Hello I am new to this site and would really appreciate some help!
We live in a lovely conservation area and unfortunately a housing
development is going up at the end of our garden over the end of the
house. The house will be 2 storey with a pitched roof and one if going
to be looking directly into our garden (about 80 metres long and 20
The developers cut down all of the beautiful tall trees which gave us
totally privacy but now we feel completely exposed....
I know very little about trees but I would really appreciate anybody's
advice as to which are the best ones to plant to hopefully shield all
the new house which is going up as we speak and will be finished
sometime this year.
I'm not sure whether I should be buying small or large trees but I am
happy to pay more if it means I get the result I want quicker!!
Thanks so much
Yes, this question requires knowing where you are and what your climate
In any case, the fastest trees generally also have problems. For
example, eucalyptus are very fast; but many are also very messy.
Poplars and their family are fast; they also tend to be shallow-rooted,
having surface roots with suckers that can create a thicket.
Ash trees grow quickly. As with gingkos and asparagus, there are female
and male ash trees. Female ash trees produce bucketsful of seed every
year, leading to many, many seedlings all over your garden. Male ash
trees produce pollen to which many people are allergic. Both have
David E. Ross
Climate: California Mediterranean, see
On Thu, 28 Jul 2011 11:41:31 -0700, "David E. Ross"
Doesn't matter about what climate (a request for location had already
been requested upthread), because none of those trees you mentioned
make good privacy screens, in fact all being deciduous are trees only

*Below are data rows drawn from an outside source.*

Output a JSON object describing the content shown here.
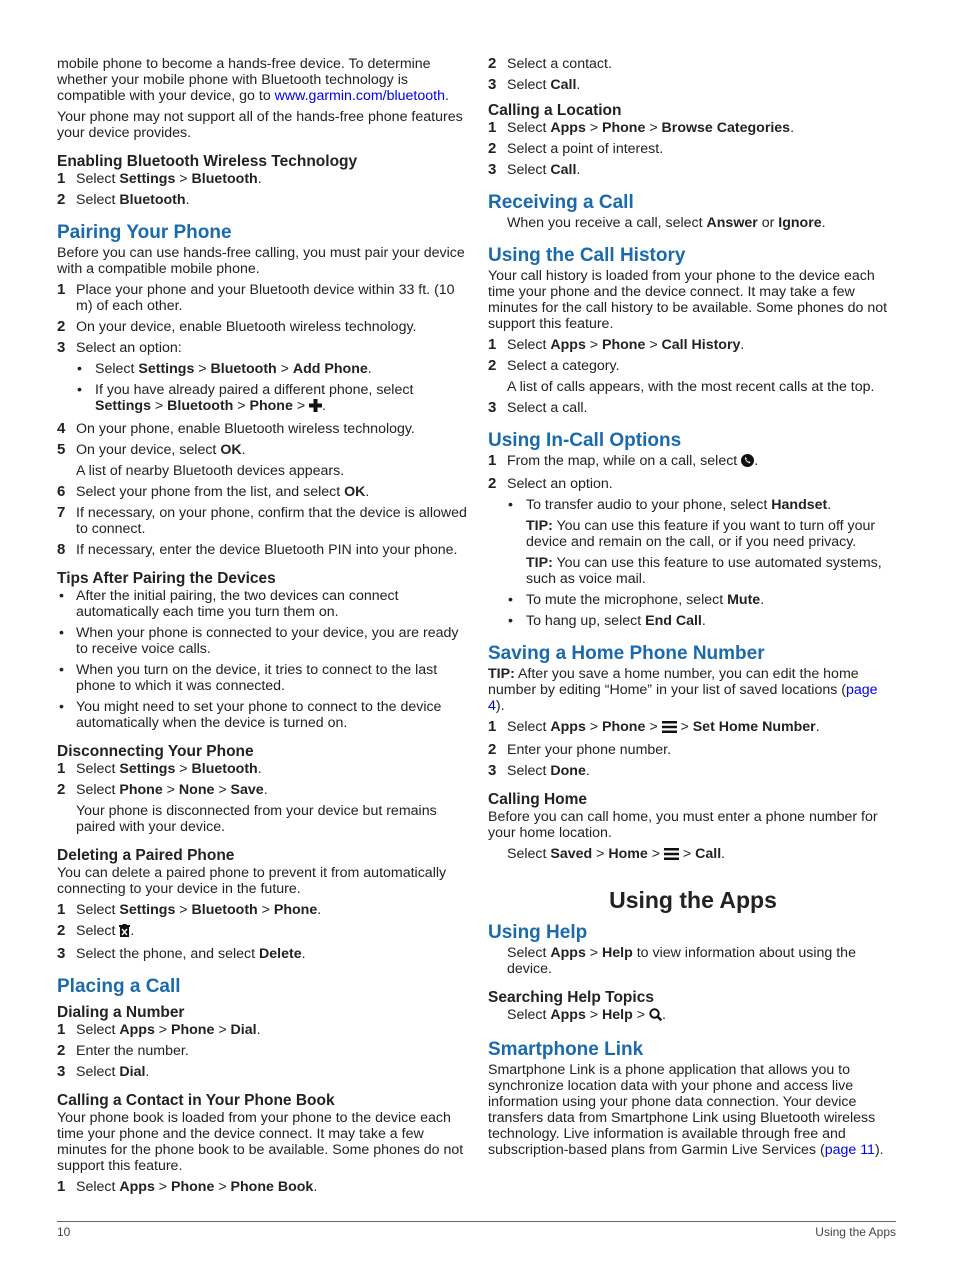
{
  "left": {
    "intro": {
      "p1_text": "mobile phone to become a hands-free device. To determine whether your mobile phone with Bluetooth technology is compatible with your device, go to ",
      "p1_link": "www.garmin.com/bluetooth",
      "p1_end": ".",
      "p2": "Your phone may not support all of the hands-free phone features your device provides."
    },
    "enabling": {
      "title": "Enabling Bluetooth Wireless Technology",
      "s1_num": "1",
      "s1_pre": "Select ",
      "s1_b1": "Settings",
      "s1_sep": " > ",
      "s1_b2": "Bluetooth",
      "s1_end": ".",
      "s2_num": "2",
      "s2_pre": "Select ",
      "s2_b1": "Bluetooth",
      "s2_end": "."
    },
    "pairing": {
      "title": "Pairing Your Phone",
      "intro": "Before you can use hands-free calling, you must pair your device with a compatible mobile phone.",
      "s1_num": "1",
      "s1": "Place your phone and your Bluetooth device within 33 ft. (10 m) of each other.",
      "s2_num": "2",
      "s2": "On your device, enable Bluetooth wireless technology.",
      "s3_num": "3",
      "s3": "Select an option:",
      "b1_pre": "Select ",
      "b1_a": "Settings",
      "b1_b": "Bluetooth",
      "b1_c": "Add Phone",
      "b2_pre": "If you have already paired a different phone, select ",
      "b2_a": "Settings",
      "b2_b": "Bluetooth",
      "b2_c": "Phone",
      "sep": " > ",
      "dot": "•",
      "end": ".",
      "s4_num": "4",
      "s4": "On your phone, enable Bluetooth wireless technology.",
      "s5_num": "5",
      "s5_pre": "On your device, select ",
      "s5_b": "OK",
      "s5_note": "A list of nearby Bluetooth devices appears.",
      "s6_num": "6",
      "s6_pre": "Select your phone from the list, and select ",
      "s6_b": "OK",
      "s7_num": "7",
      "s7": "If necessary, on your phone, confirm that the device is allowed to connect.",
      "s8_num": "8",
      "s8": "If necessary, enter the device Bluetooth PIN into your phone."
    },
    "tips": {
      "title": "Tips After Pairing the Devices",
      "items": [
        "After the initial pairing, the two devices can connect automatically each time you turn them on.",
        "When your phone is connected to your device, you are ready to receive voice calls.",
        "When you turn on the device, it tries to connect to the last phone to which it was connected.",
        "You might need to set your phone to connect to the device automatically when the device is turned on."
      ]
    },
    "disconnecting": {
      "title": "Disconnecting Your Phone",
      "s1_num": "1",
      "s1_pre": "Select ",
      "s1_a": "Settings",
      "s1_b": "Bluetooth",
      "s2_num": "2",
      "s2_pre": "Select ",
      "s2_a": "Phone",
      "s2_b": "None",
      "s2_c": "Save",
      "note": "Your phone is disconnected from your device but remains paired with your device."
    },
    "deleting": {
      "title": "Deleting a Paired Phone",
      "intro": "You can delete a paired phone to prevent it from automatically connecting to your device in the future.",
      "s1_num": "1",
      "s1_pre": "Select ",
      "s1_a": "Settings",
      "s1_b": "Bluetooth",
      "s1_c": "Phone",
      "s2_num": "2",
      "s2_pre": "Select ",
      "s3_num": "3",
      "s3_pre": "Select the phone, and select ",
      "s3_b": "Delete"
    },
    "placing": {
      "title": "Placing a Call",
      "dialing_title": "Dialing a Number",
      "d1_num": "1",
      "d1_pre": "Select ",
      "d1_a": "Apps",
      "d1_b": "Phone",
      "d1_c": "Dial",
      "d2_num": "2",
      "d2": "Enter the number.",
      "d3_num": "3",
      "d3_pre": "Select ",
      "d3_b": "Dial",
      "book_title": "Calling a Contact in Your Phone Book",
      "book_intro": "Your phone book is loaded from your phone to the device each time your phone and the device connect. It may take a few minutes for the phone book to be available. Some phones do not support this feature.",
      "b1_num": "1",
      "b1_pre": "Select ",
      "b1_a": "Apps",
      "b1_b": "Phone",
      "b1_c": "Phone Book"
    }
  },
  "right": {
    "contact": {
      "s2_num": "2",
      "s2": "Select a contact.",
      "s3_num": "3",
      "s3_pre": "Select ",
      "s3_b": "Call"
    },
    "location": {
      "title": "Calling a Location",
      "s1_num": "1",
      "s1_pre": "Select ",
      "s1_a": "Apps",
      "s1_b": "Phone",
      "s1_c": "Browse Categories",
      "s2_num": "2",
      "s2": "Select a point of interest.",
      "s3_num": "3",
      "s3_pre": "Select ",
      "s3_b": "Call"
    },
    "receiving": {
      "title": "Receiving a Call",
      "pre": "When you receive a call, select ",
      "a": "Answer",
      "mid": " or ",
      "b": "Ignore"
    },
    "history": {
      "title": "Using the Call History",
      "intro": "Your call history is loaded from your phone to the device each time your phone and the device connect. It may take a few minutes for the call history to be available. Some phones do not support this feature.",
      "s1_num": "1",
      "s1_pre": "Select ",
      "s1_a": "Apps",
      "s1_b": "Phone",
      "s1_c": "Call History",
      "s2_num": "2",
      "s2": "Select a category.",
      "s2_note": "A list of calls appears, with the most recent calls at the top.",
      "s3_num": "3",
      "s3": "Select a call."
    },
    "incall": {
      "title": "Using In-Call Options",
      "s1_num": "1",
      "s1_pre": "From the map, while on a call, select ",
      "s2_num": "2",
      "s2": "Select an option.",
      "b1_pre": "To transfer audio to your phone, select ",
      "b1_b": "Handset",
      "tip_label": "TIP:",
      "tip1": " You can use this feature if you want to turn off your device and remain on the call, or if you need privacy.",
      "tip2": " You can use this feature to use automated systems, such as voice mail.",
      "b2_pre": "To mute the microphone, select ",
      "b2_b": "Mute",
      "b3_pre": "To hang up, select ",
      "b3_b": "End Call"
    },
    "home": {
      "title": "Saving a Home Phone Number",
      "tip_label": "TIP:",
      "tip": " After you save a home number, you can edit the home number by editing “Home” in your list of saved locations (",
      "tip_link": "page 4",
      "tip_end": ").",
      "s1_num": "1",
      "s1_pre": "Select ",
      "s1_a": "Apps",
      "s1_b": "Phone",
      "s1_c": "Set Home Number",
      "s2_num": "2",
      "s2": "Enter your phone number.",
      "s3_num": "3",
      "s3_pre": "Select ",
      "s3_b": "Done",
      "calling_title": "Calling Home",
      "calling_intro": "Before you can call home, you must enter a phone number for your home location.",
      "c_pre": "Select ",
      "c_a": "Saved",
      "c_b": "Home",
      "c_c": "Call"
    },
    "apps": {
      "chapter_title": "Using the Apps",
      "help_title": "Using Help",
      "help_pre": "Select ",
      "help_a": "Apps",
      "help_b": "Help",
      "help_post": " to view information about using the device.",
      "search_title": "Searching Help Topics",
      "search_pre": "Select ",
      "search_a": "Apps",
      "search_b": "Help",
      "link_title": "Smartphone Link",
      "link_text": "Smartphone Link is a phone application that allows you to synchronize location data with your phone and access live information using your phone data connection. Your device transfers data from Smartphone Link using Bluetooth wireless technology. Live information is available through free and subscription-based plans from Garmin Live Services (",
      "link_page": "page 11",
      "link_end": ")."
    }
  },
  "footer": {
    "page_number": "10",
    "section": "Using the Apps"
  },
  "common": {
    "sep": " > ",
    "end": ".",
    "dot": "•"
  }
}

a know-nothing idiot would choose for privacy. And gingko is about
the slowest growing tree there is. The OP can look for herself; this
is a gingko that was planted as a five year old sapling more than 20
years ago, it's in full sun, in deep rich soil, receives sufficient
water, and obviously is well fertilized:
Except for those that are not. let us do a billy?
"Nearly all eucalypts are evergreen but some tropical species lose
their leaves at the end of the dry season."
Gee, you and Sheldon can both use google! Not that either of you would have
ever seen one or known about those few tropical speices if you couldn't.
Condolences on your situation. The assassins who cut down those good
trees will probably die in their beds.
Judging from the feedback so far, tree-wise, would you consider a fast-
growing hedge that, ISTR, could reach remarkable heights fairly
What does the group think?
Also, does the code in your area permit a very high fence? If height
is limited, can you fill in the top with wire and train vines into it?
I guess my reply is never going to show up, so here goes again:
What about thickly planting a fast-growing HEDGE rather than opting
for trees (on which you have received some iffy replies).
Also: Could you build a wall as high as the code will allow, and
continue it higher with chicken wire or other wire, through which you
would train thick vines?
Just some thoughts.
HomeOwnersHub.com is a website for homeowners and building and maintenance pros. It is not affiliated with any of the manufacturers or service providers discussed here.
All logos and trade names are the property of their respective owners.